Whose grave and tomb his innocence attest.
Thence, to the steep Tarpeian rock he leads;
Now roof'd with gold, then thatch'd with homely reeds.
A reverent fear (such superstition reigns
Among the rude) ev'n then possess'd the swains.
Some god, they knew--what god, they could not tell--
Did there amidst the sacred horror dwell.
Th' Arcadians thought him Jove; and said they saw
The mighty Thund'rer with majestic awe,
Who took his shield, and dealt his bolts around,
And scatter'd tempests on the teeming ground.
Then saw two heaps of ruins, (once they stood
Two stately towns, on either side the flood,)
Saturnia's and Janicula's remains;
And either place the founder's name retains.

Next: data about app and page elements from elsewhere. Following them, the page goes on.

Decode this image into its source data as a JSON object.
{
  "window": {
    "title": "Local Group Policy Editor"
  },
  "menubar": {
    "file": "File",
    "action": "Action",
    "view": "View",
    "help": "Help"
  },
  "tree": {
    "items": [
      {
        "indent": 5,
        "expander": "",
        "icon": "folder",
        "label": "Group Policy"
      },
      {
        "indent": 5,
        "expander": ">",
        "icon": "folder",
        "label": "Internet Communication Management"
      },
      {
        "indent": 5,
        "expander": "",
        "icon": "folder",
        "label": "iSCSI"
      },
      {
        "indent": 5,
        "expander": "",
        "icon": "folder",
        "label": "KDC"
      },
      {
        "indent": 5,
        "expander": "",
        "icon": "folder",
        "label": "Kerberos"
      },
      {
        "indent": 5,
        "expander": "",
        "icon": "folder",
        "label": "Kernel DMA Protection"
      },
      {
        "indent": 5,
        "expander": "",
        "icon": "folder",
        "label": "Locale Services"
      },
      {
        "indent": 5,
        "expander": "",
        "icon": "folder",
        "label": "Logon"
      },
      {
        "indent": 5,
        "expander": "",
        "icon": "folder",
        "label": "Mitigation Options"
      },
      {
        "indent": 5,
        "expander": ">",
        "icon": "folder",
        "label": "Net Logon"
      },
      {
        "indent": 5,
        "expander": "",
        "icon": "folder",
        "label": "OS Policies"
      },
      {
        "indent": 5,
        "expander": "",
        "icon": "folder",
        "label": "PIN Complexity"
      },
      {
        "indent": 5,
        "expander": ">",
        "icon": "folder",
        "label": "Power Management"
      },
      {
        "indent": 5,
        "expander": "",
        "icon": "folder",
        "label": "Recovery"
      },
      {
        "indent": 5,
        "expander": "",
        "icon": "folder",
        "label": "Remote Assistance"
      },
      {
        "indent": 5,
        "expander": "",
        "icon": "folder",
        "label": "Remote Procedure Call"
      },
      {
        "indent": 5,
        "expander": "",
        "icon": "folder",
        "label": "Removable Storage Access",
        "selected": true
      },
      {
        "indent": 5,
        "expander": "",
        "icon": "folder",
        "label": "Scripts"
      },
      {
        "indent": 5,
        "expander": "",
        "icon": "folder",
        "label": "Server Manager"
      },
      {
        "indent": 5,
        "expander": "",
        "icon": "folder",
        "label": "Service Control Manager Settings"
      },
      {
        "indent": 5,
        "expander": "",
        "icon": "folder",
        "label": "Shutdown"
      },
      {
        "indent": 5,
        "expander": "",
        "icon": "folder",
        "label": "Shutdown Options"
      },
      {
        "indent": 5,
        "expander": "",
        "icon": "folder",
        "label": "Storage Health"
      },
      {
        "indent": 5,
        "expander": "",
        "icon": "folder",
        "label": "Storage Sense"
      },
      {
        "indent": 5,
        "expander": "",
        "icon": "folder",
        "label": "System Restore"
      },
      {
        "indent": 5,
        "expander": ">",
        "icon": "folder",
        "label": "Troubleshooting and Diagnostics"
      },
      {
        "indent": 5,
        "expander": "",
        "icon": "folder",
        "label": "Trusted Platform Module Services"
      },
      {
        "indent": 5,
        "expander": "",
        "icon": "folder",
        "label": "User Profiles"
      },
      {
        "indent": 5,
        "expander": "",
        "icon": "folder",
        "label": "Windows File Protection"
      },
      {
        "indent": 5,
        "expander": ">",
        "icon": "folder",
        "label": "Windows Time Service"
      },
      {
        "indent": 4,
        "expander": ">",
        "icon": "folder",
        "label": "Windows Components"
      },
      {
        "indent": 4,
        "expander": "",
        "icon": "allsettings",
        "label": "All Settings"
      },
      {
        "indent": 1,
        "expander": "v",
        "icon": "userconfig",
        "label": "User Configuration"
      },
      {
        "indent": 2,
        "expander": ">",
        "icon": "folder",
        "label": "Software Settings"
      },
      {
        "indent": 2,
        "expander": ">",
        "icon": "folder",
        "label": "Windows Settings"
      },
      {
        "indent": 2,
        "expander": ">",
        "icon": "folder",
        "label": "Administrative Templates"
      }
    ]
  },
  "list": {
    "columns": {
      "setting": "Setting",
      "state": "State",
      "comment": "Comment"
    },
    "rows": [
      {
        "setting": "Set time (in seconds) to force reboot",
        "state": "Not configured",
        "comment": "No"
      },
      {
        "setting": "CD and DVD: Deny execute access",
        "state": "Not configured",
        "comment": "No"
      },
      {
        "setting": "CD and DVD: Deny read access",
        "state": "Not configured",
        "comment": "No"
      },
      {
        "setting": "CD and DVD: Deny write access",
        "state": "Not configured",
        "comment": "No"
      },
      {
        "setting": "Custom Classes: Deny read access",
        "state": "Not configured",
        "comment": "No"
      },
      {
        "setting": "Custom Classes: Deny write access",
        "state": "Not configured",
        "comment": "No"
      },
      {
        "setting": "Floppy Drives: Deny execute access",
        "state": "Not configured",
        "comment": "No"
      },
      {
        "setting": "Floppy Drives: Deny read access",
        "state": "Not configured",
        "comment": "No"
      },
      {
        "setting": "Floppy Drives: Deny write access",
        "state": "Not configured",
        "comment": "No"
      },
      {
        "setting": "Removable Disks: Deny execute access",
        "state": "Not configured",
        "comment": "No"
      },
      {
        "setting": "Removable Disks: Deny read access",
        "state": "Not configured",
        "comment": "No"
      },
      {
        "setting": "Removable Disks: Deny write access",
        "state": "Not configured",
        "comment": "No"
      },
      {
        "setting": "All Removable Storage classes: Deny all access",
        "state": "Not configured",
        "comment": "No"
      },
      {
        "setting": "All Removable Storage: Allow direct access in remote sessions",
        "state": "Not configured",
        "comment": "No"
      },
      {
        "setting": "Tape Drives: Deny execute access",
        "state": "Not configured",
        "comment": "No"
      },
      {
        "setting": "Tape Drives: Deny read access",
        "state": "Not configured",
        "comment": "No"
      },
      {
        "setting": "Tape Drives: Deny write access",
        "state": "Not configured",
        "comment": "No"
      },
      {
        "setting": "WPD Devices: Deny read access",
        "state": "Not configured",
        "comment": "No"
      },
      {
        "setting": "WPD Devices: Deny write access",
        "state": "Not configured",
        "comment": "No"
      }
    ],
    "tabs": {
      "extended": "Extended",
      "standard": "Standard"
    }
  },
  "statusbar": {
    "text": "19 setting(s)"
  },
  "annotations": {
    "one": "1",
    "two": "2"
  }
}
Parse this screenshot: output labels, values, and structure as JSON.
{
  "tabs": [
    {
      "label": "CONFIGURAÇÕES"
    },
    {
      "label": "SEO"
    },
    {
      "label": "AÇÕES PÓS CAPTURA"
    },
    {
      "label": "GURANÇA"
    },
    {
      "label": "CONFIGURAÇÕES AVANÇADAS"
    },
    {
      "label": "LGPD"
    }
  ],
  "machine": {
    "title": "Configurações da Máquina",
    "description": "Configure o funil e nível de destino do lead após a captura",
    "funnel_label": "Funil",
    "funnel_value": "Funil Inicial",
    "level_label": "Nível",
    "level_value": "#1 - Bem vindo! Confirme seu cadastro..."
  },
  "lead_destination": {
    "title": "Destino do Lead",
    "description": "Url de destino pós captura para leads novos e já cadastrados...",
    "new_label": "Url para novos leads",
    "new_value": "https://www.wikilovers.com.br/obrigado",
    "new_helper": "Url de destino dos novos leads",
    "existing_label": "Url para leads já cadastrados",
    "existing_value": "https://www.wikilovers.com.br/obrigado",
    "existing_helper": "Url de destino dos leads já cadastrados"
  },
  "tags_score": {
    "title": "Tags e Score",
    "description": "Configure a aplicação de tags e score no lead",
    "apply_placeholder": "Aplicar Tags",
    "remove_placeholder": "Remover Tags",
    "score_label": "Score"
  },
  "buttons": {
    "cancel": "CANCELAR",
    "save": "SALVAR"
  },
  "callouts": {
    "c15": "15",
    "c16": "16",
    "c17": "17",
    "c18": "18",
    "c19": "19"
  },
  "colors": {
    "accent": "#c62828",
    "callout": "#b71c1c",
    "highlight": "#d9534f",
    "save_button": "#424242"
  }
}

Discoursing thus together, they resort
Where poor Evander kept his country court.
They view'd the ground of Rome's litigious hall;
(Once oxen low'd, where now the lawyers bawl;)
Then, stooping, thro' the narrow gate they press'd,
When thus the king bespoke his Trojan guest:
'Mean as it is, this palace, and this door,
Receiv'd Alcides, then a conqueror.
Dare to be poor; accept our homely food,
Which feasted him, and emulate a god.'
Then underneath a lowly roof he led
The weary prince, and laid him on a bed;
The stuffing leaves, with hides of bears o'erspread.
Now Night had shed her silver dews around,
And with her sable wings embrac'd the ground,
When love's fair goddess, anxious for her son,
(New tumults rising, and new wars begun,)
Couch'd with her husband in his golden bed,
With these alluring words invokes his aid;
And, that her pleasing speech his mind may move,
Inspires each accent with the charms of love:
'While cruel fate conspir'd with Grecian pow'rs,
To level with the ground the Trojan tow'rs,
I ask'd not aid th' unhappy to restore,
Nor did the succor of thy skill implore;
Nor urg'd the labors of my lord in vain,
A sinking empire longer to sustain,